Scottish Water plans hydro power
Scottish Water has announced plans to generate its own electricity using hydro power.
Turbines driven by the force of water passing through supply pipes are to be installed at treatment works across the country.
Scottish Water has the biggest electricity bill in the country.
It said its new, small-scale hydro schemes would help keep costs down for consumers and would reduce carbon emissions.
The publicly-owned utility said its £20m hydro power generating scheme would reduce costs for water treatment by 10%.
Scottish Water said a lot of energy was required to treat water to meet the standards set out by the Drinking Water Quality Regulator.
It has identified more than 30 sites which could power the water treatment process in areas such as rural Lanarkshire, the Borders, Stirlingshire, Angus and Fife.

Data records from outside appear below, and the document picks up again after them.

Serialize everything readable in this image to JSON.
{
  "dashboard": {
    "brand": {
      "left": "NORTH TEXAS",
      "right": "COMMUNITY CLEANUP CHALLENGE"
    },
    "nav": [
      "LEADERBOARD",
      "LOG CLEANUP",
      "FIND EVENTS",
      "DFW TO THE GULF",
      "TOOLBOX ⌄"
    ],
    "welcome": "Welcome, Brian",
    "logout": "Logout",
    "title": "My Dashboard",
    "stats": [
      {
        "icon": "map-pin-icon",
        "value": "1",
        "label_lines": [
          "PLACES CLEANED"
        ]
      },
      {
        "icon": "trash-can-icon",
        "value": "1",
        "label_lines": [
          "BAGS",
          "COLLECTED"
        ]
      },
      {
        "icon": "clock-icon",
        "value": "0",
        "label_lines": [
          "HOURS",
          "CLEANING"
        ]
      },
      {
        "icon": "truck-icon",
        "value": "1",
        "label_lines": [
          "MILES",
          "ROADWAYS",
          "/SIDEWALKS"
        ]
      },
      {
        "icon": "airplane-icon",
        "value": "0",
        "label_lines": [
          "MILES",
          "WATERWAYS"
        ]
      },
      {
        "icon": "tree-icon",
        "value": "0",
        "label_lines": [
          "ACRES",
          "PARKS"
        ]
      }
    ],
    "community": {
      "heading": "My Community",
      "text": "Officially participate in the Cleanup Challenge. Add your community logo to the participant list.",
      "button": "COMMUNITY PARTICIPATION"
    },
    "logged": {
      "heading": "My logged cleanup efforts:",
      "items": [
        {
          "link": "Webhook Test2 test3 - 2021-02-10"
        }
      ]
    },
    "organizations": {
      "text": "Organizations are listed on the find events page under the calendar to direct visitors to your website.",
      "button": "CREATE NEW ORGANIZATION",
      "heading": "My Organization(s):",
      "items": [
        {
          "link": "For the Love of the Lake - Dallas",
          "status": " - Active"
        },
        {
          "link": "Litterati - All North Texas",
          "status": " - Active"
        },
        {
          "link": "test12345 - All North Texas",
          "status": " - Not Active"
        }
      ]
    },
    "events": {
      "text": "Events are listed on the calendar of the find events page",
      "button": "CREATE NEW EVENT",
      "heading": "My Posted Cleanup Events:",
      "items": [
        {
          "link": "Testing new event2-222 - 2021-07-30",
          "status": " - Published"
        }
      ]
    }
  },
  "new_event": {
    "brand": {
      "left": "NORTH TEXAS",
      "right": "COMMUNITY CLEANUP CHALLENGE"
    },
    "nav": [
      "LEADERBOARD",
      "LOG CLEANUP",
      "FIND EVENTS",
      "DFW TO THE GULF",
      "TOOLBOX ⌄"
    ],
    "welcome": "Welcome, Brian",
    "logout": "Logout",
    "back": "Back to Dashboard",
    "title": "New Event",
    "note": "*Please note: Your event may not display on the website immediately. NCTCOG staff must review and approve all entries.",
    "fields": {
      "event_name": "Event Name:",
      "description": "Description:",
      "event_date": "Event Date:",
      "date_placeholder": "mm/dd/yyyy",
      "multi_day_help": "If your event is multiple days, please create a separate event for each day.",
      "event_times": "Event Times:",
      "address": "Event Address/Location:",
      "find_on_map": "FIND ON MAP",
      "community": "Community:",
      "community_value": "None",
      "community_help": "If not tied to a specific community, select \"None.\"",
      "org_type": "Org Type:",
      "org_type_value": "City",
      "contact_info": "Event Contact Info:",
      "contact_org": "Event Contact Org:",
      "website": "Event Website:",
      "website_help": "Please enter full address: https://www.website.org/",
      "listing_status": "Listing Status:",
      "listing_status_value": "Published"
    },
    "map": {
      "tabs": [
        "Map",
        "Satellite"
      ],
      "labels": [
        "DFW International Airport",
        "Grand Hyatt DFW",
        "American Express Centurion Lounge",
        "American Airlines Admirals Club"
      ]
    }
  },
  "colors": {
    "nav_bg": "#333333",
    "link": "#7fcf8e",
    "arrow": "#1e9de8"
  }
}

Ian McMillan, who is leading the building programme, said: "This is nothing new - our asset base is already generating 5% of our power requirements across Scotland and the investment will double that output.
"We've identified a number of potential sites and these will be whittled down to the best 20 or so small hydro schemes."
In addition to this project, Scottish Water Horizons, the commercial arm of Scottish Water, has recently installed a micro-turbine at the redundant Touch water treatment works in Stirling.
This is creating power which is then sold back to the National Grid.